▶ _Task objective_
Which lines of the records below contain the word "this"? Show each one.

▶ _Exercise data_
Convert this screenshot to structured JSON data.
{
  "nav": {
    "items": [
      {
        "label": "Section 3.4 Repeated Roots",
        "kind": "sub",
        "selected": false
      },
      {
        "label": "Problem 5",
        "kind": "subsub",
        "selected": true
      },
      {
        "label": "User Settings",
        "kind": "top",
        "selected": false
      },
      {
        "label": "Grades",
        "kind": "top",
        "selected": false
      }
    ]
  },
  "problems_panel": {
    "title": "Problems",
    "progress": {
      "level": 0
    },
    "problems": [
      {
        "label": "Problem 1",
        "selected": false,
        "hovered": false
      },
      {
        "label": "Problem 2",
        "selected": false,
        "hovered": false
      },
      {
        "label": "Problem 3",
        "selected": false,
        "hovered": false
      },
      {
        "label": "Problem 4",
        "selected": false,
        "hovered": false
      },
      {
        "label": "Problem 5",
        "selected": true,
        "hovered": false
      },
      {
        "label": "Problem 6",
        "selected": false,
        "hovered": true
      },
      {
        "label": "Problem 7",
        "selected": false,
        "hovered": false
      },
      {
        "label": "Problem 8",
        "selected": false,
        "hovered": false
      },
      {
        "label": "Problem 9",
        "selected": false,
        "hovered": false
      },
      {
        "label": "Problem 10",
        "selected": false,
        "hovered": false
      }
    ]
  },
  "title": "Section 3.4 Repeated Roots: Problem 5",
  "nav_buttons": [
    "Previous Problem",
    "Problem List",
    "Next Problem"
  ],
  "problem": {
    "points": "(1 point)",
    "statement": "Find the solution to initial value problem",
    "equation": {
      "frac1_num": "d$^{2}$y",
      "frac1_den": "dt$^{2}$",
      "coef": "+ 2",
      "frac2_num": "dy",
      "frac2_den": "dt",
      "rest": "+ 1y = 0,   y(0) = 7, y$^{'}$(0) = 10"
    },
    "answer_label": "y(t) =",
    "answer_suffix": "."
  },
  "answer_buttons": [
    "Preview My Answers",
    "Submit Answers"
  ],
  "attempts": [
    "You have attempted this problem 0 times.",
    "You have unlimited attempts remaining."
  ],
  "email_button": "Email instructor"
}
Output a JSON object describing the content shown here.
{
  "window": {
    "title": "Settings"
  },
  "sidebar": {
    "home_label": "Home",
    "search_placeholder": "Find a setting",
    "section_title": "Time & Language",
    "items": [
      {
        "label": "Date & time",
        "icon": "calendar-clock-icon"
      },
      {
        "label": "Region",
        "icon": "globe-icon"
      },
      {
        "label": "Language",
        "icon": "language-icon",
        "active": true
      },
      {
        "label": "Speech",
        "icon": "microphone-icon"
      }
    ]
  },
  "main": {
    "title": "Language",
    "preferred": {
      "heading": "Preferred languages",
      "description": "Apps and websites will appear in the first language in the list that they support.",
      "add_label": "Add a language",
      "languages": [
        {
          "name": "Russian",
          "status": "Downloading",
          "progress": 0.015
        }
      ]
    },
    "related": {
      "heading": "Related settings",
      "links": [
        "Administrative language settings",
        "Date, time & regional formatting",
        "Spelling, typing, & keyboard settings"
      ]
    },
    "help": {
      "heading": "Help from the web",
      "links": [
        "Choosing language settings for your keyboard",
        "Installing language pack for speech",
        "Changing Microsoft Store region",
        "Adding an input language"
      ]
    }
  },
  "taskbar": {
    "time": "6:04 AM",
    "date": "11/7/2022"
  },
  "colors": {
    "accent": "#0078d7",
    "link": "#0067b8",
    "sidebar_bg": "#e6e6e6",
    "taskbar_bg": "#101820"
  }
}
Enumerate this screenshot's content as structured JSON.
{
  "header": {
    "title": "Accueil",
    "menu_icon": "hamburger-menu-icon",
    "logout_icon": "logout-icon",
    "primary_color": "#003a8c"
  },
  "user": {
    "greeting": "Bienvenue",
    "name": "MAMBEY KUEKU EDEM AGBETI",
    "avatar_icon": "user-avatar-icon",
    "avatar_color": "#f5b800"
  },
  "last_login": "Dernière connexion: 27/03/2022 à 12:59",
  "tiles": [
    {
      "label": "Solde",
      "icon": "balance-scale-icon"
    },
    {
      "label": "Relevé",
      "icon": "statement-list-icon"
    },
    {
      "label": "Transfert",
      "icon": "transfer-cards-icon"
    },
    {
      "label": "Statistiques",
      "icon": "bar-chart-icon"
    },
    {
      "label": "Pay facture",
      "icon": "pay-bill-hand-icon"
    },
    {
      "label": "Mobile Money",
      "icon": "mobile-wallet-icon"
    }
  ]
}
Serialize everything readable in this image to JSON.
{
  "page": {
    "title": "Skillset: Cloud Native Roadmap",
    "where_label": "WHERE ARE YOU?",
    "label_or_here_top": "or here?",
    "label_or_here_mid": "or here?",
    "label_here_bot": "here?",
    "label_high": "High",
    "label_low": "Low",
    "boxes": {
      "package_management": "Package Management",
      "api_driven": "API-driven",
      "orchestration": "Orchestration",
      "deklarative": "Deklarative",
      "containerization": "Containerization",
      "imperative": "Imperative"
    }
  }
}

▶ _Response to the exercise_
Convert this screenshot to structured JSON data.
    "You have attempted this problem 0 times.",
Enumerate this screenshot's content as structured JSON.
Serialize everything readable in this image to JSON.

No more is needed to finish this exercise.